# What is expected:
Wherever a line of the records contains "QABranchEdit", copy that line.

# Listed entries:

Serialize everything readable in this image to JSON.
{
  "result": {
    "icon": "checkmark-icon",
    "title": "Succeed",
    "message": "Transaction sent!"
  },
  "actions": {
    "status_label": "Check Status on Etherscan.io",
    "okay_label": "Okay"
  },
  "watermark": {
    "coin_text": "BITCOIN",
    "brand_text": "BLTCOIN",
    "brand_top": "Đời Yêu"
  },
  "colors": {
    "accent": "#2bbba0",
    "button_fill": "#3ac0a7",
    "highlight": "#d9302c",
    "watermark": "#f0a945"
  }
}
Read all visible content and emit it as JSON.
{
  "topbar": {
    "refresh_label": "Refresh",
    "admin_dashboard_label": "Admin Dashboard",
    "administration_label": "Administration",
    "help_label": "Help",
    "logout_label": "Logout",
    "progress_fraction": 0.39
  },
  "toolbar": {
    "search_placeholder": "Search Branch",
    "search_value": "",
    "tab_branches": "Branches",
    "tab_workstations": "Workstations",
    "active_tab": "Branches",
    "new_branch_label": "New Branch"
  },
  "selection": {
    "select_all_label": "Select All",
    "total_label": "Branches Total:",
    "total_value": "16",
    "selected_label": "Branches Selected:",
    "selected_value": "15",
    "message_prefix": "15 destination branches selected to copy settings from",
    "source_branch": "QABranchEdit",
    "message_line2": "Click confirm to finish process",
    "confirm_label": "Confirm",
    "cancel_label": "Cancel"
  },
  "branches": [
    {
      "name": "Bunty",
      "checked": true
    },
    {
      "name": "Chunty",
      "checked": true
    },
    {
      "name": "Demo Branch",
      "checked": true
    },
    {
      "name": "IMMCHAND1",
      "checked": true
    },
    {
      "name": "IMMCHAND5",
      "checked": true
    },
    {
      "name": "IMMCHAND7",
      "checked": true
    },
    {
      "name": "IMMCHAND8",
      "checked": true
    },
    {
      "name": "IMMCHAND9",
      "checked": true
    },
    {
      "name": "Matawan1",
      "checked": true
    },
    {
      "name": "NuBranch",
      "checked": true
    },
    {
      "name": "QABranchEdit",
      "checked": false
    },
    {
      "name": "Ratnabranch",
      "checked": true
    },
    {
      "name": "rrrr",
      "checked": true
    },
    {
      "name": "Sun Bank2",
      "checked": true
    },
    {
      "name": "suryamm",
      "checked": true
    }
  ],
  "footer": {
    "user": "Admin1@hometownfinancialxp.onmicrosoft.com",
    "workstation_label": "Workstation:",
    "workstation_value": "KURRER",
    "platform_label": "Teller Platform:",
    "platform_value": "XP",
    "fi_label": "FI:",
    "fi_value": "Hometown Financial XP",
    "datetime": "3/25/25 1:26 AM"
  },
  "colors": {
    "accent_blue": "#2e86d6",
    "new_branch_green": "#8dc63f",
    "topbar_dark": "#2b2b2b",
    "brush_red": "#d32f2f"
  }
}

# Exercise result:
    "source_branch": "QABranchEdit",
      "name": "QABranchEdit",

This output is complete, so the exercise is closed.